• [Information provided]

+--

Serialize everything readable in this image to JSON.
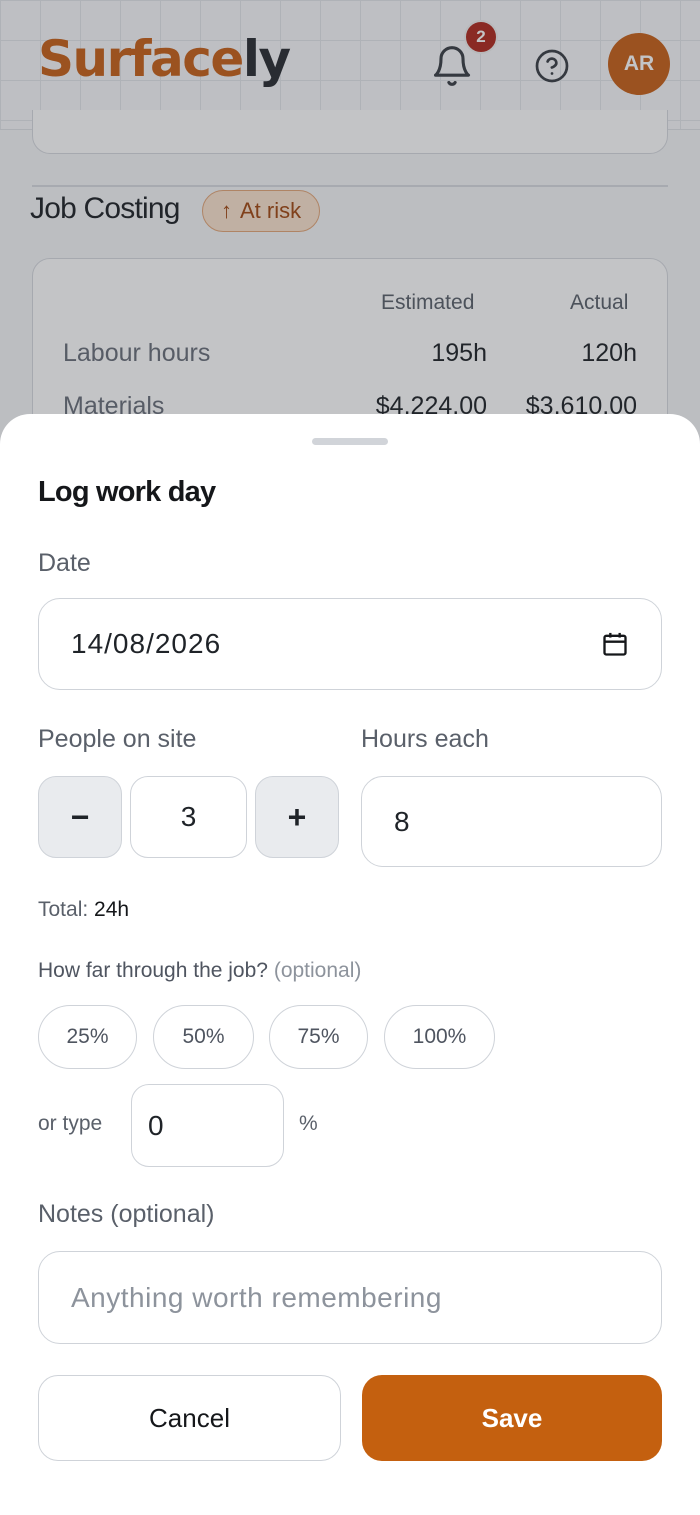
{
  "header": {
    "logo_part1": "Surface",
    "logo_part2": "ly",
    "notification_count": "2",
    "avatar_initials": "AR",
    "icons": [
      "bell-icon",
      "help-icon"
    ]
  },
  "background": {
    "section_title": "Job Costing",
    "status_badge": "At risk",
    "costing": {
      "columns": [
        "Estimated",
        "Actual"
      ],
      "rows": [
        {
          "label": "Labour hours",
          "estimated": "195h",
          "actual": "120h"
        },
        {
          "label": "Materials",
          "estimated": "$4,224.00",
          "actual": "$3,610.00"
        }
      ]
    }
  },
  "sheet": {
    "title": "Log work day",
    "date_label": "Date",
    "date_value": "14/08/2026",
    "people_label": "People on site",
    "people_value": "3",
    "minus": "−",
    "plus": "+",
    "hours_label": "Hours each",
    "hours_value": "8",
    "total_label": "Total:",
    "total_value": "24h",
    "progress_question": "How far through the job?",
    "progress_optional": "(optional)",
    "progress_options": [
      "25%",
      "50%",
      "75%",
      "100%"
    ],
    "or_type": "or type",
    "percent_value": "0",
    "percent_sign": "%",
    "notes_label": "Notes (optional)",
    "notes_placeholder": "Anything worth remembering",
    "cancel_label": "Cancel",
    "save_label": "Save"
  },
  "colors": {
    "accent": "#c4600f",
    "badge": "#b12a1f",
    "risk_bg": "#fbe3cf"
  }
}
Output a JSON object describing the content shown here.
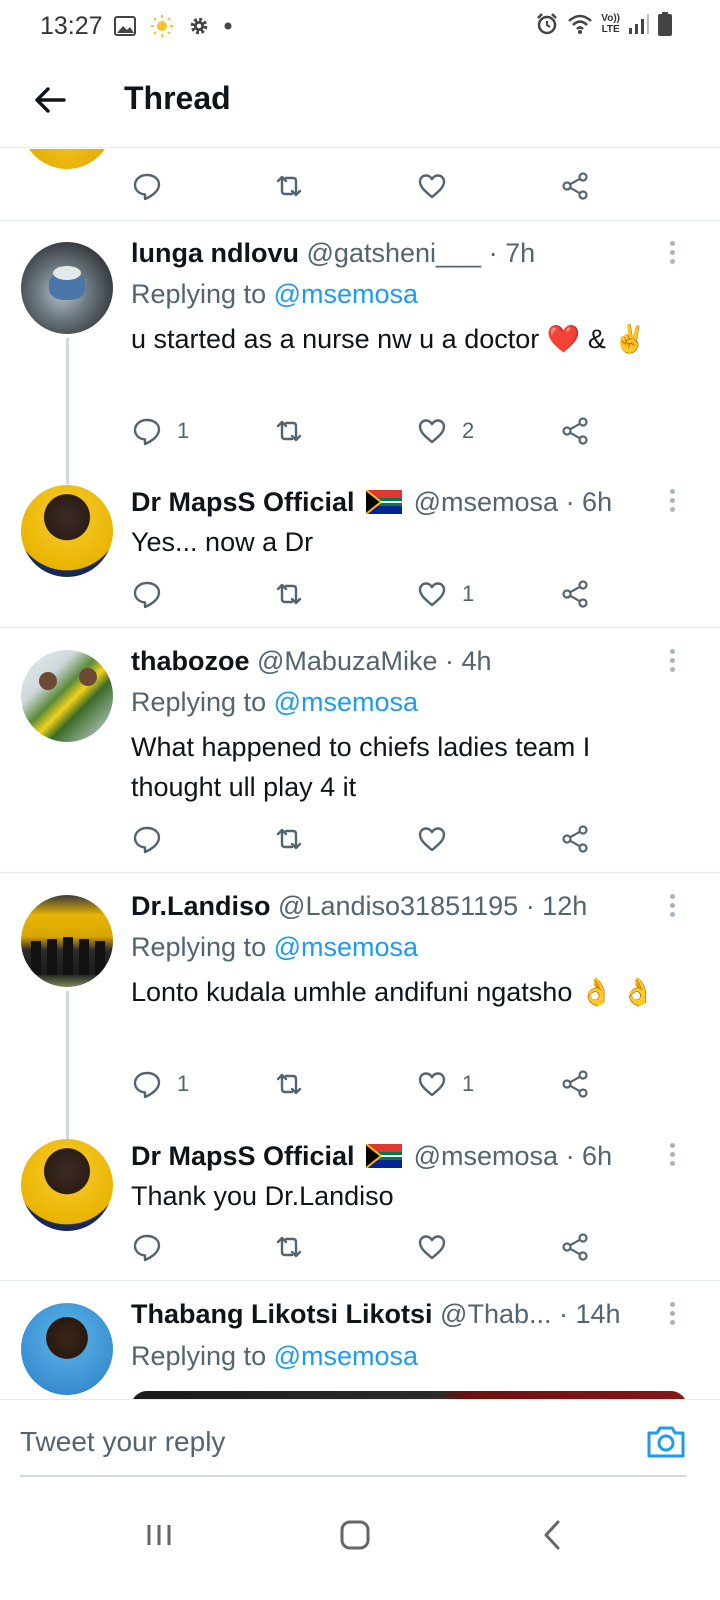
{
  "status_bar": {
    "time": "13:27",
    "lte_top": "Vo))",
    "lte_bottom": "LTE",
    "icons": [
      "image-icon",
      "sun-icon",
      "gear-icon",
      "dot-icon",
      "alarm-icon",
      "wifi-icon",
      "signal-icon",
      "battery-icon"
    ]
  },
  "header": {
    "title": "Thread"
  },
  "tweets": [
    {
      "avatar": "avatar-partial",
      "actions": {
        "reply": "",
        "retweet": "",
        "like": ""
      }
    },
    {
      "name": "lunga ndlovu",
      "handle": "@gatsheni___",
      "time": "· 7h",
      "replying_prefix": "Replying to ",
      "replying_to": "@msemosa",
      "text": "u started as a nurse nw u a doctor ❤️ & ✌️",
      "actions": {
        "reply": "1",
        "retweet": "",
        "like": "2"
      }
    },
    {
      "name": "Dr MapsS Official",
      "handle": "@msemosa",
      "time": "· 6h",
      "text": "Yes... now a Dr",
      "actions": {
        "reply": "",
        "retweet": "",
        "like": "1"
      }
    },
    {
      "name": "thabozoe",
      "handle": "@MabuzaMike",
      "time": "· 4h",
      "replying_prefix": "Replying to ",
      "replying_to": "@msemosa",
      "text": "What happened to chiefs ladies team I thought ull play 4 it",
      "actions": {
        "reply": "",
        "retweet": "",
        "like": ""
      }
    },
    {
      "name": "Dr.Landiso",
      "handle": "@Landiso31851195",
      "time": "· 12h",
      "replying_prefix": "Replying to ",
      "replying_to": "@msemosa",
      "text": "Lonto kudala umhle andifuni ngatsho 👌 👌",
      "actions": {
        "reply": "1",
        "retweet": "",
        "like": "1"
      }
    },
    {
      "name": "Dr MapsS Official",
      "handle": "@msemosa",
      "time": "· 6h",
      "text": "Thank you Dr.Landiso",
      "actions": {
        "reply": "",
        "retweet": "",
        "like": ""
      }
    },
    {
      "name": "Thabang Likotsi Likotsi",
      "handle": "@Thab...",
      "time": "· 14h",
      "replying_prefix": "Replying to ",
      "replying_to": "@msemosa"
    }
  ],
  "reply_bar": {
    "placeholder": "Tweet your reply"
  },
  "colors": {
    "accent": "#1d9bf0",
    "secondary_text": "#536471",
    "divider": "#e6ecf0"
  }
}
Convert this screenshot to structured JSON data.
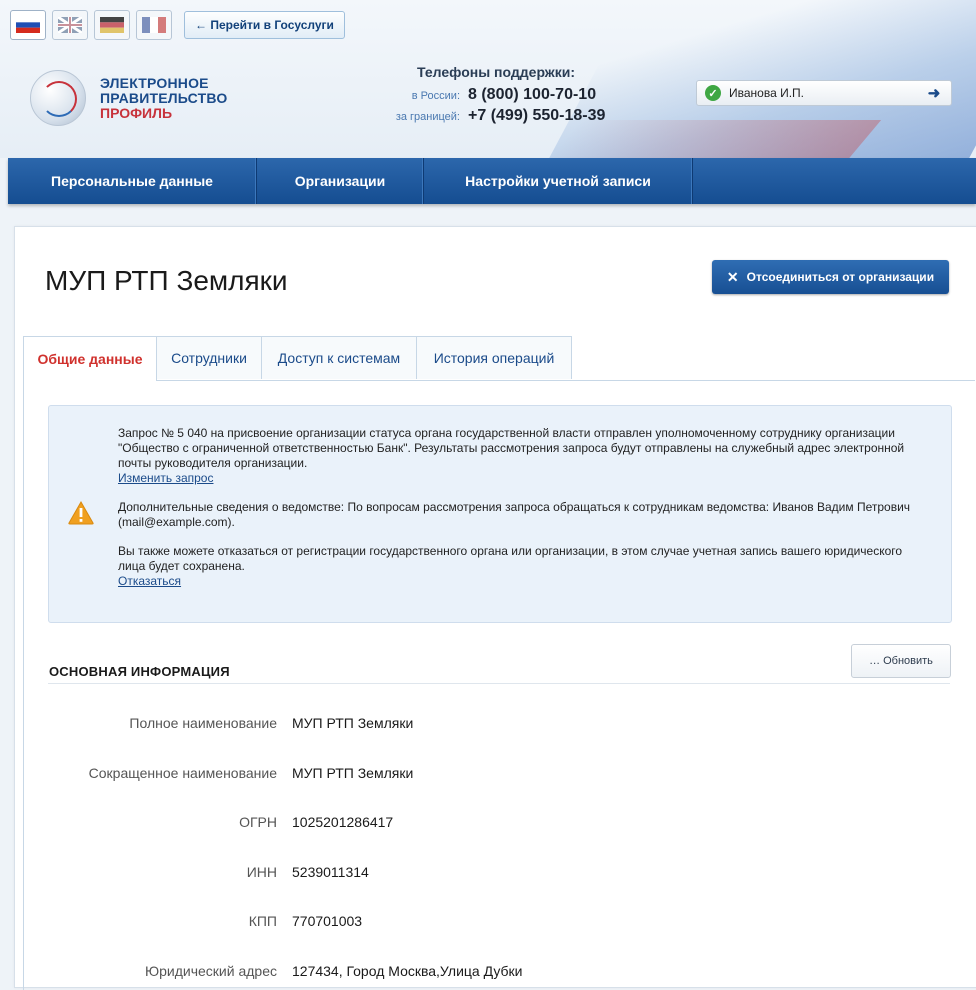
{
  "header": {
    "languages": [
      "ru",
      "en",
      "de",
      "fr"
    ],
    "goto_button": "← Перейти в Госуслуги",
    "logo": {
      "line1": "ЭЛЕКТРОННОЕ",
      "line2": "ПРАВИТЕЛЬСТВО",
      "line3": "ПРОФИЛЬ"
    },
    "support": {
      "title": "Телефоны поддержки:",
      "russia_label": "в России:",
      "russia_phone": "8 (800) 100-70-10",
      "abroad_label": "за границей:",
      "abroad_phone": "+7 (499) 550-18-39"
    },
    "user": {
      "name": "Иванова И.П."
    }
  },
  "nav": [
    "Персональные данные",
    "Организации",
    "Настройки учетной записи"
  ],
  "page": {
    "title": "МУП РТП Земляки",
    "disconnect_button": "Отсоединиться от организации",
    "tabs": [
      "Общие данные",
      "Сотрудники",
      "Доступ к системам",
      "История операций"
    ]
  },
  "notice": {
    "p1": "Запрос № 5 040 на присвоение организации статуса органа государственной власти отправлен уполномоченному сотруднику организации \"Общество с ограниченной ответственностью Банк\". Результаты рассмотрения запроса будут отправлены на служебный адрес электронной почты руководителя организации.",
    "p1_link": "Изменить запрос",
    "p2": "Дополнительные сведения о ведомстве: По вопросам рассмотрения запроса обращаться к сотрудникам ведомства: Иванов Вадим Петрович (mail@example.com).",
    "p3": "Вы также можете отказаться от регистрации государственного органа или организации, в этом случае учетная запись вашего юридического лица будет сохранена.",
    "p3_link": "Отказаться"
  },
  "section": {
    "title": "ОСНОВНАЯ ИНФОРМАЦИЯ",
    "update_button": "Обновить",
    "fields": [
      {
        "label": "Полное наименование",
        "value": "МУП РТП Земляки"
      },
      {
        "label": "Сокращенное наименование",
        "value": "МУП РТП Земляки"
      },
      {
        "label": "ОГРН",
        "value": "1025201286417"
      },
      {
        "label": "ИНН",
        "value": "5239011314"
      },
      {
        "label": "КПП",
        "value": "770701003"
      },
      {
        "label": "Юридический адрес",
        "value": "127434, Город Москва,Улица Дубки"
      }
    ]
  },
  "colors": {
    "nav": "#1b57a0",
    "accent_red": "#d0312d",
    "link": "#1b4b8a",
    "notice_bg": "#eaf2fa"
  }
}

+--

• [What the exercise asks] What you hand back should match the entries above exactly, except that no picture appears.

• [Solved exercise]
Serialize everything readable in this image to JSON.
{
  "header": {
    "logo_part1": "Surface",
    "logo_part2": "ly",
    "notification_count": "2",
    "avatar_initials": "AR",
    "icons": [
      "bell-icon",
      "help-icon"
    ]
  },
  "background": {
    "section_title": "Job Costing",
    "status_badge": "At risk",
    "costing": {
      "columns": [
        "Estimated",
        "Actual"
      ],
      "rows": [
        {
          "label": "Labour hours",
          "estimated": "195h",
          "actual": "120h"
        },
        {
          "label": "Materials",
          "estimated": "$4,224.00",
          "actual": "$3,610.00"
        }
      ]
    }
  },
  "sheet": {
    "title": "Log work day",
    "date_label": "Date",
    "date_value": "14/08/2026",
    "people_label": "People on site",
    "people_value": "3",
    "minus": "−",
    "plus": "+",
    "hours_label": "Hours each",
    "hours_value": "8",
    "total_label": "Total:",
    "total_value": "24h",
    "progress_question": "How far through the job?",
    "progress_optional": "(optional)",
    "progress_options": [
      "25%",
      "50%",
      "75%",
      "100%"
    ],
    "or_type": "or type",
    "percent_value": "0",
    "percent_sign": "%",
    "notes_label": "Notes (optional)",
    "notes_placeholder": "Anything worth remembering",
    "cancel_label": "Cancel",
    "save_label": "Save"
  },
  "colors": {
    "accent": "#c4600f",
    "badge": "#b12a1f",
    "risk_bg": "#fbe3cf"
  }
}
Output a JSON object describing the content shown here.
{
  "status_bar": {
    "time": "13:27",
    "lte_top": "Vo))",
    "lte_bottom": "LTE",
    "icons": [
      "image-icon",
      "sun-icon",
      "gear-icon",
      "dot-icon",
      "alarm-icon",
      "wifi-icon",
      "signal-icon",
      "battery-icon"
    ]
  },
  "header": {
    "title": "Thread"
  },
  "tweets": [
    {
      "avatar": "avatar-partial",
      "actions": {
        "reply": "",
        "retweet": "",
        "like": ""
      }
    },
    {
      "name": "lunga ndlovu",
      "handle": "@gatsheni___",
      "time": "· 7h",
      "replying_prefix": "Replying to ",
      "replying_to": "@msemosa",
      "text": "u started as a nurse nw u a doctor ❤️ & ✌️",
      "actions": {
        "reply": "1",
        "retweet": "",
        "like": "2"
      }
    },
    {
      "name": "Dr MapsS Official",
      "handle": "@msemosa",
      "time": "· 6h",
      "text": "Yes... now a Dr",
      "actions": {
        "reply": "",
        "retweet": "",
        "like": "1"
      }
    },
    {
      "name": "thabozoe",
      "handle": "@MabuzaMike",
      "time": "· 4h",
      "replying_prefix": "Replying to ",
      "replying_to": "@msemosa",
      "text": "What happened to chiefs ladies team I thought ull play 4 it",
      "actions": {
        "reply": "",
        "retweet": "",
        "like": ""
      }
    },
    {
      "name": "Dr.Landiso",
      "handle": "@Landiso31851195",
      "time": "· 12h",
      "replying_prefix": "Replying to ",
      "replying_to": "@msemosa",
      "text": "Lonto kudala umhle andifuni ngatsho 👌 👌",
      "actions": {
        "reply": "1",
        "retweet": "",
        "like": "1"
      }
    },
    {
      "name": "Dr MapsS Official",
      "handle": "@msemosa",
      "time": "· 6h",
      "text": "Thank you Dr.Landiso",
      "actions": {
        "reply": "",
        "retweet": "",
        "like": ""
      }
    },
    {
      "name": "Thabang Likotsi Likotsi",
      "handle": "@Thab...",
      "time": "· 14h",
      "replying_prefix": "Replying to ",
      "replying_to": "@msemosa"
    }
  ],
  "reply_bar": {
    "placeholder": "Tweet your reply"
  },
  "colors": {
    "accent": "#1d9bf0",
    "secondary_text": "#536471",
    "divider": "#e6ecf0"
  }
}
Convert this screenshot to structured JSON data.
{
  "header": {
    "languages": [
      "ru",
      "en",
      "de",
      "fr"
    ],
    "goto_button": "← Перейти в Госуслуги",
    "logo": {
      "line1": "ЭЛЕКТРОННОЕ",
      "line2": "ПРАВИТЕЛЬСТВО",
      "line3": "ПРОФИЛЬ"
    },
    "support": {
      "title": "Телефоны поддержки:",
      "russia_label": "в России:",
      "russia_phone": "8 (800) 100-70-10",
      "abroad_label": "за границей:",
      "abroad_phone": "+7 (499) 550-18-39"
    },
    "user": {
      "name": "Иванова И.П."
    }
  },
  "nav": [
    "Персональные данные",
    "Организации",
    "Настройки учетной записи"
  ],
  "page": {
    "title": "МУП РТП Земляки",
    "disconnect_button": "Отсоединиться от организации",
    "tabs": [
      "Общие данные",
      "Сотрудники",
      "Доступ к системам",
      "История операций"
    ]
  },
  "notice": {
    "p1": "Запрос № 5 040 на присвоение организации статуса органа государственной власти отправлен уполномоченному сотруднику организации \"Общество с ограниченной ответственностью Банк\". Результаты рассмотрения запроса будут отправлены на служебный адрес электронной почты руководителя организации.",
    "p1_link": "Изменить запрос",
    "p2": "Дополнительные сведения о ведомстве: По вопросам рассмотрения запроса обращаться к сотрудникам ведомства: Иванов Вадим Петрович (mail@example.com).",
    "p3": "Вы также можете отказаться от регистрации государственного органа или организации, в этом случае учетная запись вашего юридического лица будет сохранена.",
    "p3_link": "Отказаться"
  },
  "section": {
    "title": "ОСНОВНАЯ ИНФОРМАЦИЯ",
    "update_button": "Обновить",
    "fields": [
      {
        "label": "Полное наименование",
        "value": "МУП РТП Земляки"
      },
      {
        "label": "Сокращенное наименование",
        "value": "МУП РТП Земляки"
      },
      {
        "label": "ОГРН",
        "value": "1025201286417"
      },
      {
        "label": "ИНН",
        "value": "5239011314"
      },
      {
        "label": "КПП",
        "value": "770701003"
      },
      {
        "label": "Юридический адрес",
        "value": "127434, Город Москва,Улица Дубки"
      }
    ]
  },
  "colors": {
    "nav": "#1b57a0",
    "accent_red": "#d0312d",
    "link": "#1b4b8a",
    "notice_bg": "#eaf2fa"
  }
}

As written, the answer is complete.